■ The problem:
Which lines of the data below contain "Section"? Please show them all.

■ Stored records:
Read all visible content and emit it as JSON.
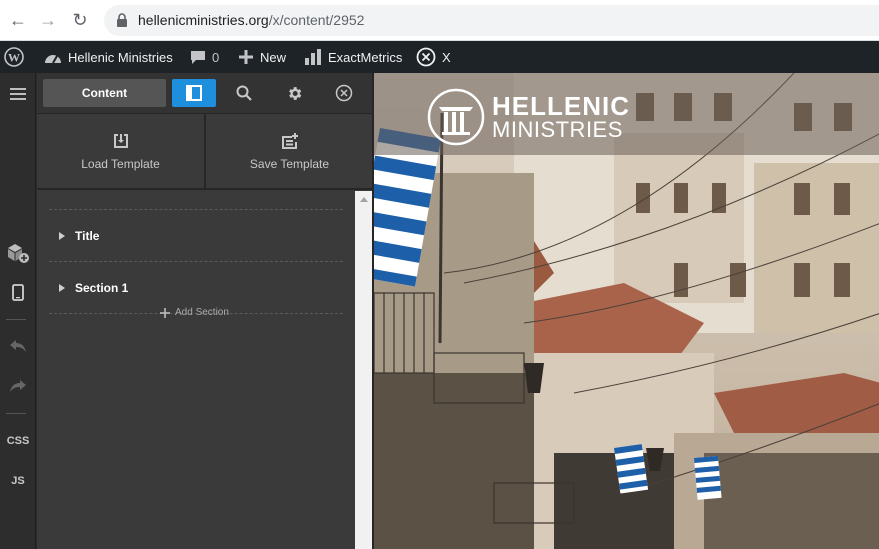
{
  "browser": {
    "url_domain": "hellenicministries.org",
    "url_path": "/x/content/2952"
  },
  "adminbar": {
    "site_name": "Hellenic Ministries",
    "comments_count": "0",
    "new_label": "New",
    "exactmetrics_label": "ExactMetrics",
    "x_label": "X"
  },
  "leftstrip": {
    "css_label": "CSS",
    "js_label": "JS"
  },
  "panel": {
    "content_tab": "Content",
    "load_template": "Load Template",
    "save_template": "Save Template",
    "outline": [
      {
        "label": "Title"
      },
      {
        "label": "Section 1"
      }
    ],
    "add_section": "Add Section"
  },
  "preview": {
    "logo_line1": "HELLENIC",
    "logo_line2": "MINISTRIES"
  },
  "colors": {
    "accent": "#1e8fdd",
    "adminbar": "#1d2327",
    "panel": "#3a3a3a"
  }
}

■ Solution to the exercise:
        "label": "Section 1"
    "add_section": "Add Section"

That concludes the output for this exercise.